Extracted records —
******
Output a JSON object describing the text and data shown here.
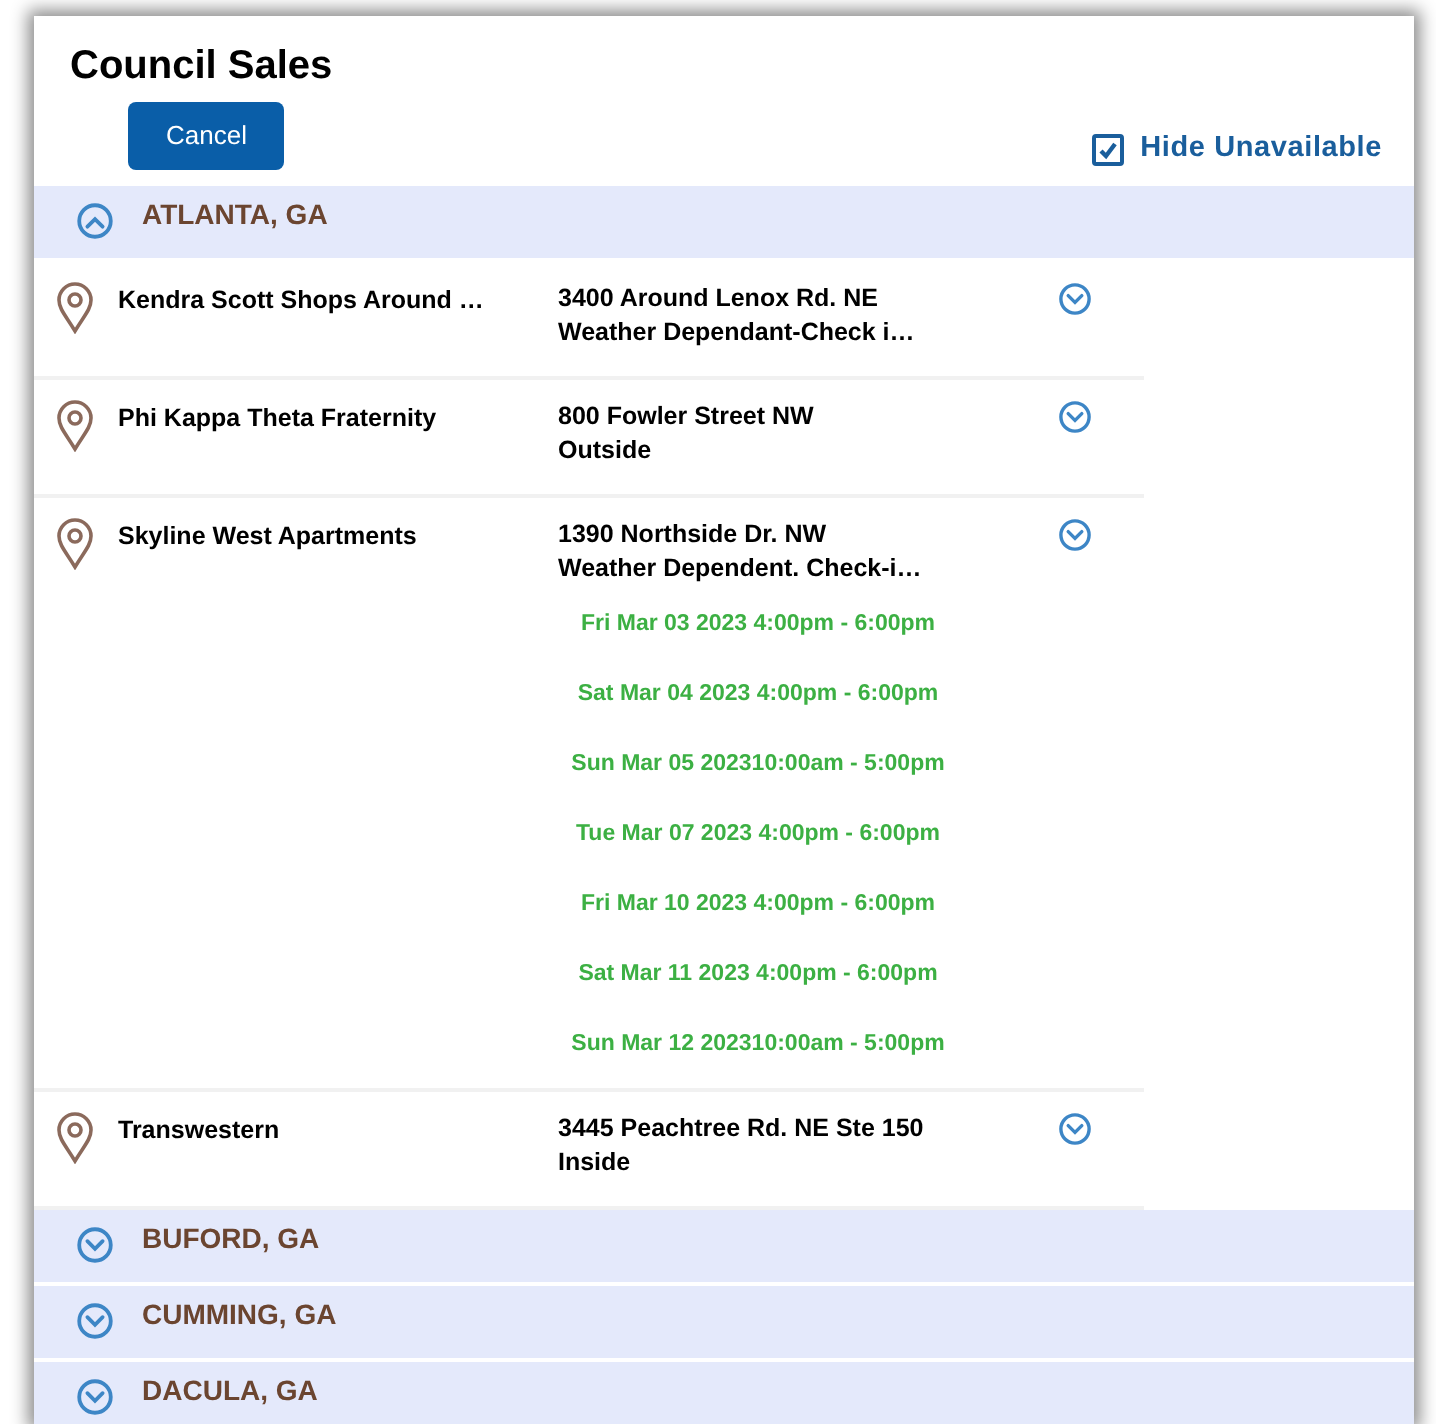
{
  "title": "Council Sales",
  "cancel_button": "Cancel",
  "hide_unavailable": {
    "label": "Hide Unavailable",
    "checked": true
  },
  "groups": [
    {
      "name": "ATLANTA, GA",
      "expanded": true,
      "locations": [
        {
          "name": "Kendra Scott Shops Around …",
          "address": "3400 Around Lenox Rd. NE",
          "note": "Weather Dependant-Check i…"
        },
        {
          "name": "Phi Kappa Theta Fraternity",
          "address": "800 Fowler Street NW",
          "note": "Outside"
        },
        {
          "name": "Skyline West Apartments",
          "address": "1390 Northside Dr. NW",
          "note": "Weather Dependent. Check-i…",
          "dates": [
            "Fri Mar 03 2023 4:00pm - 6:00pm",
            "Sat Mar 04 2023 4:00pm - 6:00pm",
            "Sun Mar 05 202310:00am - 5:00pm",
            "Tue Mar 07 2023 4:00pm - 6:00pm",
            "Fri Mar 10 2023 4:00pm - 6:00pm",
            "Sat Mar 11 2023 4:00pm - 6:00pm",
            "Sun Mar 12 202310:00am - 5:00pm"
          ]
        },
        {
          "name": "Transwestern",
          "address": "3445 Peachtree Rd. NE Ste 150",
          "note": "Inside"
        }
      ]
    },
    {
      "name": "BUFORD, GA",
      "expanded": false
    },
    {
      "name": "CUMMING, GA",
      "expanded": false
    },
    {
      "name": "DACULA, GA",
      "expanded": false
    }
  ]
}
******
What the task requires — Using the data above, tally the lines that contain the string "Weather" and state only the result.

Exercise response — 2